Those “core values” include a measured pragmatism that acknowledges that financial benefit isn’t necessarily a social good. The urban landscape (London, I’m looking at you) is increasingly scarred by borderline psychopaths who want to re-shape the city into a playground for themselves and others like them. Berlin has a stronger immune system than that.
A good example of this is a financing policy in which tenders are not granted to the lowest bid; instead a cost is set by the authorities and the most interesting proposal given the tender. Finding the money for “interesting” proposals is another thing entirely, of course – the bizarre role of Swiss pension funds in supporting alternative culture should not be under-stated.
Now obviously I’m a sucker for socially-conscious + environmentally-friendly buildings – the reason I was at Wonderlab was to represent Pametnija Zgrada – but I also retain my core personality trait of being impossible to please. My question is a simple one: does it work? That is: does it live in the real world, rather than in an urbanist’s wet dream?
The Berlin answer is: yes, but only just. Nearly all the projects we visited had benefited from investment that covered site acquisition at reasonable interest rates, so they could start making profit quickly.

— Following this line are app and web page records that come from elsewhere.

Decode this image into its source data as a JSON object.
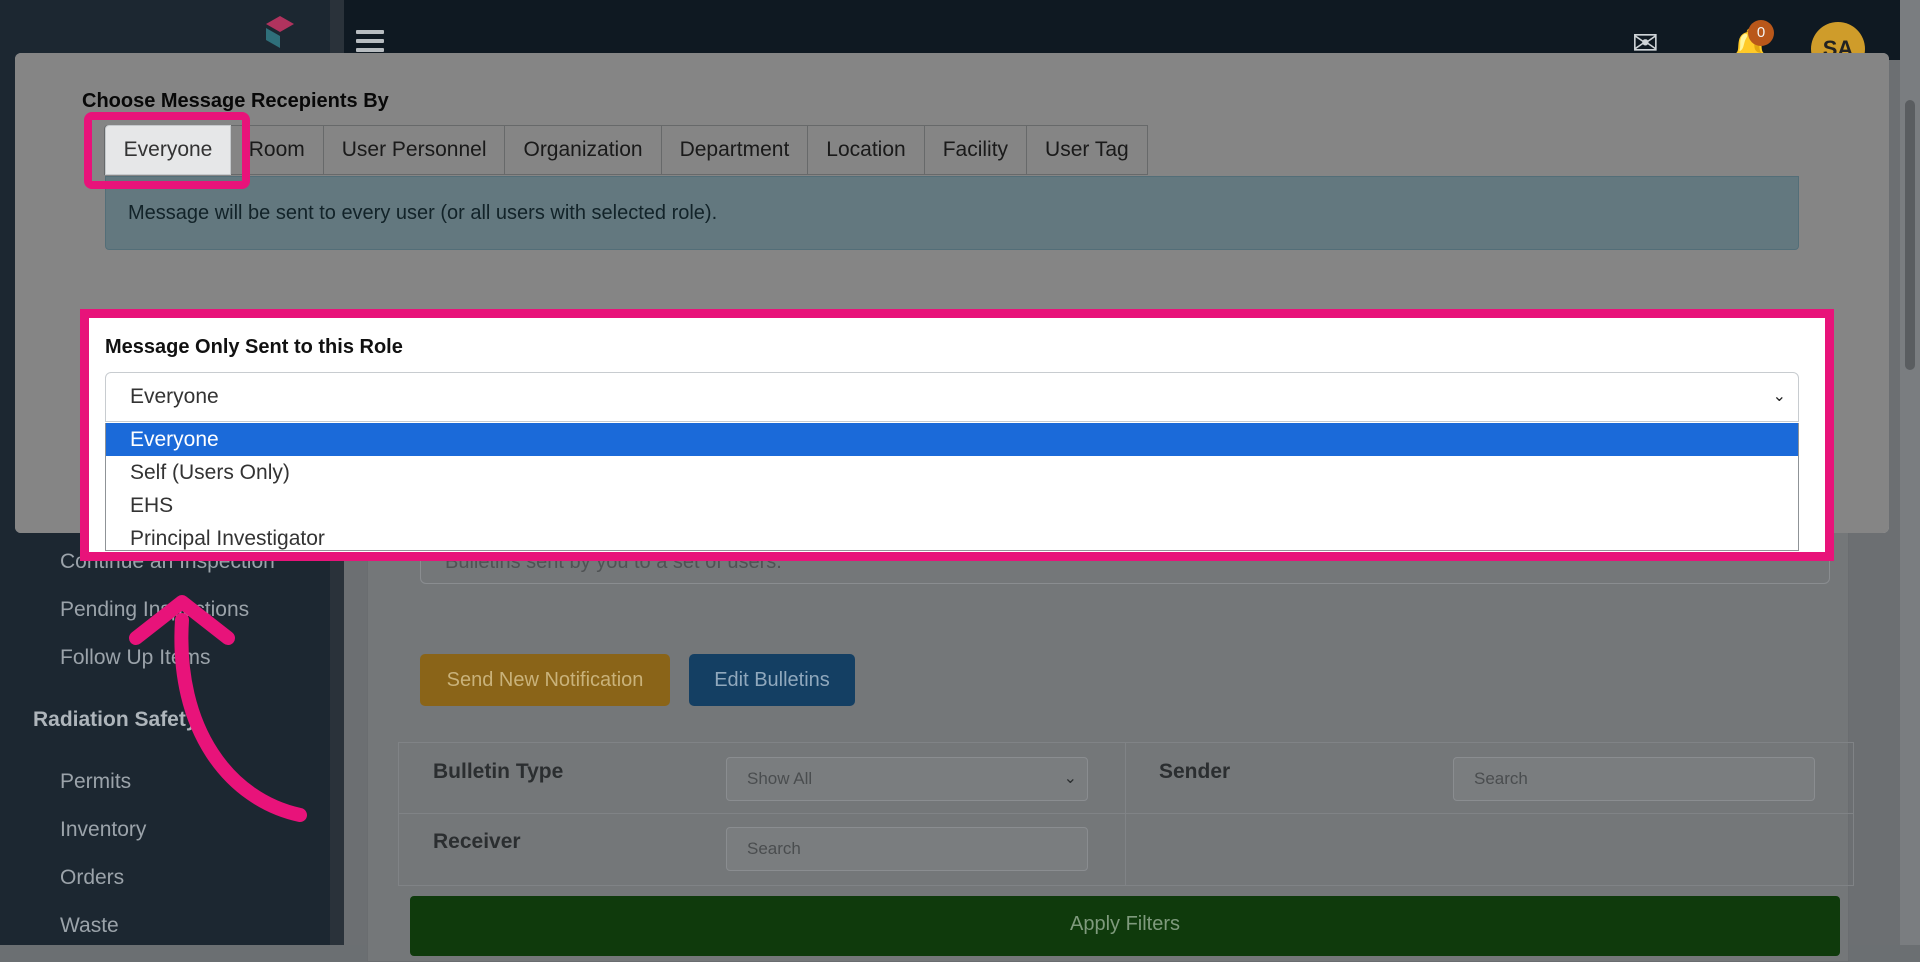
{
  "header": {
    "notification_count": "0",
    "avatar_initials": "SA"
  },
  "sidebar": {
    "items": [
      {
        "label": "Continue an Inspection"
      },
      {
        "label": "Pending Inspections"
      },
      {
        "label": "Follow Up Items"
      }
    ],
    "section_title": "Radiation Safety",
    "rad_items": [
      {
        "label": "Permits"
      },
      {
        "label": "Inventory"
      },
      {
        "label": "Orders"
      },
      {
        "label": "Waste"
      }
    ]
  },
  "main": {
    "note_text": "Bulletins sent by you to a set of users.",
    "send_button": "Send New Notification",
    "edit_button": "Edit Bulletins",
    "filters": {
      "bulletin_type_label": "Bulletin Type",
      "bulletin_type_value": "Show All",
      "sender_label": "Sender",
      "sender_placeholder": "Search",
      "receiver_label": "Receiver",
      "receiver_placeholder": "Search"
    },
    "apply_button": "Apply Filters"
  },
  "modal": {
    "title": "Choose Message Recepients By",
    "tabs": [
      {
        "label": "Everyone",
        "active": true
      },
      {
        "label": "Room"
      },
      {
        "label": "User Personnel"
      },
      {
        "label": "Organization"
      },
      {
        "label": "Department"
      },
      {
        "label": "Location"
      },
      {
        "label": "Facility"
      },
      {
        "label": "User Tag"
      }
    ],
    "info_text": "Message will be sent to every user (or all users with selected role).",
    "role_label": "Message Only Sent to this Role",
    "role_selected": "Everyone",
    "role_options": [
      {
        "label": "Everyone",
        "selected": true
      },
      {
        "label": "Self (Users Only)"
      },
      {
        "label": "EHS"
      },
      {
        "label": "Principal Investigator"
      }
    ]
  },
  "colors": {
    "highlight": "#e8137a",
    "option_selected": "#1b6ad9",
    "info_bg": "#bfe6f3"
  }
}
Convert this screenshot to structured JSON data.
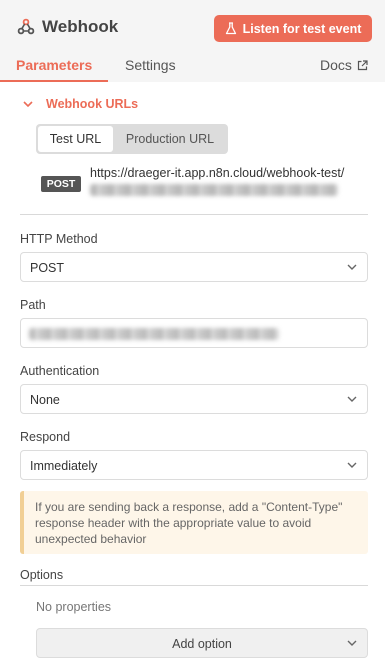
{
  "header": {
    "title": "Webhook",
    "listen_button": "Listen for test event",
    "icon": "webhook-icon"
  },
  "tabs": [
    {
      "label": "Parameters",
      "active": true
    },
    {
      "label": "Settings",
      "active": false
    }
  ],
  "docs": {
    "label": "Docs",
    "icon": "external-link-icon"
  },
  "webhook_urls": {
    "section_label": "Webhook URLs",
    "segments": [
      {
        "label": "Test URL",
        "selected": true
      },
      {
        "label": "Production URL",
        "selected": false
      }
    ],
    "method_badge": "POST",
    "url": "https://draeger-it.app.n8n.cloud/webhook-test/"
  },
  "fields": {
    "http_method": {
      "label": "HTTP Method",
      "value": "POST"
    },
    "path": {
      "label": "Path"
    },
    "authentication": {
      "label": "Authentication",
      "value": "None"
    },
    "respond": {
      "label": "Respond",
      "value": "Immediately"
    }
  },
  "notice": "If you are sending back a response, add a \"Content-Type\" response header with the appropriate value to avoid unexpected behavior",
  "options": {
    "label": "Options",
    "empty_text": "No properties",
    "add_button": "Add option"
  },
  "colors": {
    "accent": "#ec6c57",
    "notice_bg": "#fef6e9",
    "notice_border": "#f1cf95",
    "badge_bg": "#555555"
  }
}
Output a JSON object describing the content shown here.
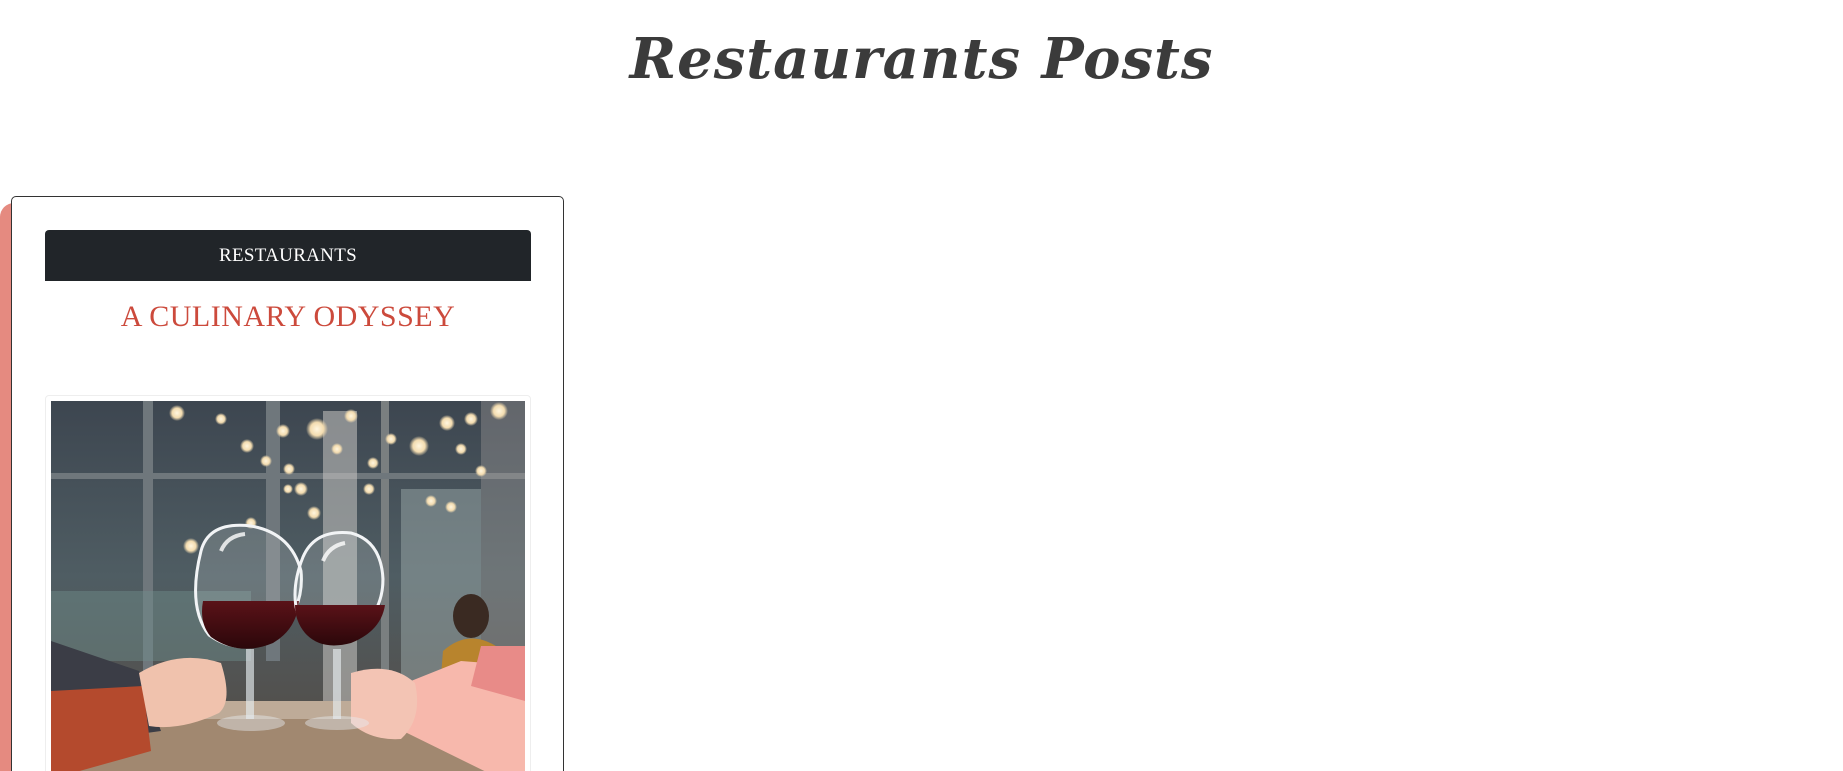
{
  "page": {
    "title": "Restaurants Posts"
  },
  "post": {
    "category": "RESTAURANTS",
    "title": "A CULINARY ODYSSEY"
  },
  "colors": {
    "title_text": "#3b3b3b",
    "badge_background": "#212529",
    "badge_text": "#ffffff",
    "post_title_text": "#cc4a3c",
    "card_border": "#333333",
    "card_accent": "#e58a80"
  },
  "image": {
    "subject": "two glasses of red wine clinking in a restaurant"
  }
}
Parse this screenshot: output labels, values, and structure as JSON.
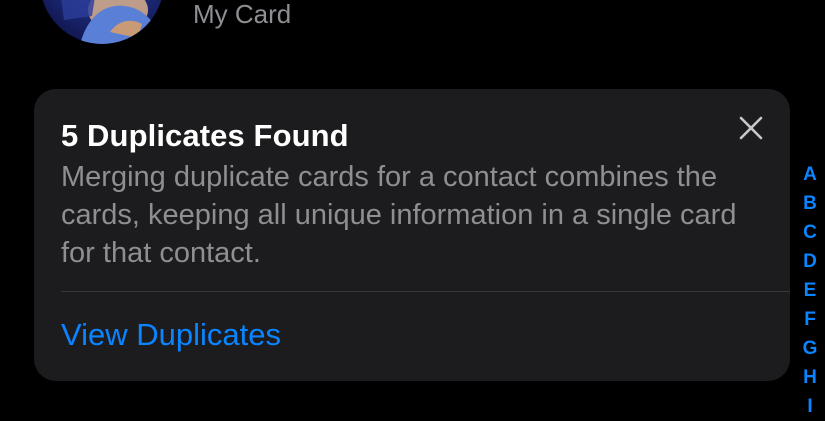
{
  "header": {
    "my_card_label": "My Card"
  },
  "banner": {
    "title": "5 Duplicates Found",
    "body": "Merging duplicate cards for a contact combines the cards, keeping all unique information in a single card for that contact.",
    "action_label": "View Duplicates",
    "close_icon": "close-icon"
  },
  "index_bar": {
    "letters": [
      "A",
      "B",
      "C",
      "D",
      "E",
      "F",
      "G",
      "H",
      "I"
    ]
  },
  "colors": {
    "background": "#000000",
    "card_background": "#1c1c1e",
    "accent": "#0a84ff",
    "secondary_text": "#8e8e93",
    "divider": "#38383a"
  }
}
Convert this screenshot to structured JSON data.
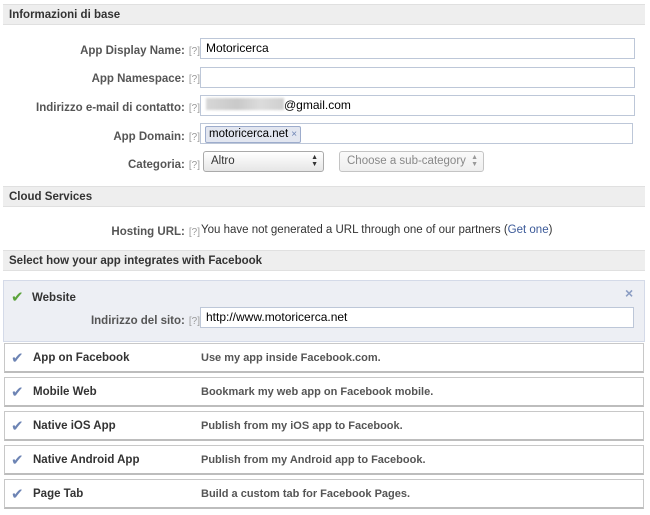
{
  "basic_info": {
    "header": "Informazioni di base",
    "help_label": "[?]",
    "display_name_label": "App Display Name:",
    "display_name_value": "Motoricerca",
    "namespace_label": "App Namespace:",
    "namespace_value": "",
    "email_label": "Indirizzo e-mail di contatto:",
    "email_suffix": "@gmail.com",
    "domain_label": "App Domain:",
    "domain_token": "motoricerca.net",
    "domain_token_remove": "×",
    "category_label": "Categoria:",
    "category_value": "Altro",
    "subcategory_placeholder": "Choose a sub-category"
  },
  "cloud_services": {
    "header": "Cloud Services",
    "hosting_label": "Hosting URL:",
    "hosting_text": "You have not generated a URL through one of our partners (",
    "get_one_link": "Get one",
    "hosting_text_end": ")"
  },
  "integration": {
    "header": "Select how your app integrates with Facebook",
    "website": {
      "title": "Website",
      "site_label": "Indirizzo del sito:",
      "site_value": "http://www.motoricerca.net",
      "close": "×"
    },
    "options": [
      {
        "title": "App on Facebook",
        "desc": "Use my app inside Facebook.com."
      },
      {
        "title": "Mobile Web",
        "desc": "Bookmark my web app on Facebook mobile."
      },
      {
        "title": "Native iOS App",
        "desc": "Publish from my iOS app to Facebook."
      },
      {
        "title": "Native Android App",
        "desc": "Publish from my Android app to Facebook."
      },
      {
        "title": "Page Tab",
        "desc": "Build a custom tab for Facebook Pages."
      }
    ]
  },
  "colors": {
    "link": "#3b5998",
    "check_green": "#5ba33b",
    "check_blue": "#6d84b4",
    "header_bg": "#eeeeee"
  },
  "icons": {
    "check": "✔",
    "arrows": "▲▼"
  }
}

The inevitable & painful dilemma: alternative cultural approaches are being subsidised by extremely mainstream financial tools (and not just pension funds).
I liked all of the projects, especially ExRotaprint, which seems to get the balance Goldilocks right. Yet it was clear that these types of project don’t necessarily translate well to other contexts – definitely not to other countries (like Serbia) but probably not even to other cities in Germany. We can take inspiration from them, but probably not replicate them.
We spent the rest of our days exchanging experiences between exchanging experiences between projects, a crazy-quilt mix of different approaches to the same problem: the disconnect between people and place. As the world goes urban, this isn’t just an excuse for architects to hold workshops, but the concrete problem that’s going to shape the century.
This is mirrored by the online problem of privacy; to a large extent these twin problems are urban problems. One thing that was noticeable by its absence, then, was any discussion about the smart city – yet Berlin is geared to be a tech hub, and all of the workshop participants were all heavy technology users. I guess that discussion will have to wait until next time.
We were hosted by DAZ, whose internet leaves a lot to be desired, but whose hospitality was excellent.
(Apologies for the fully intentional John Mayer reference in title.)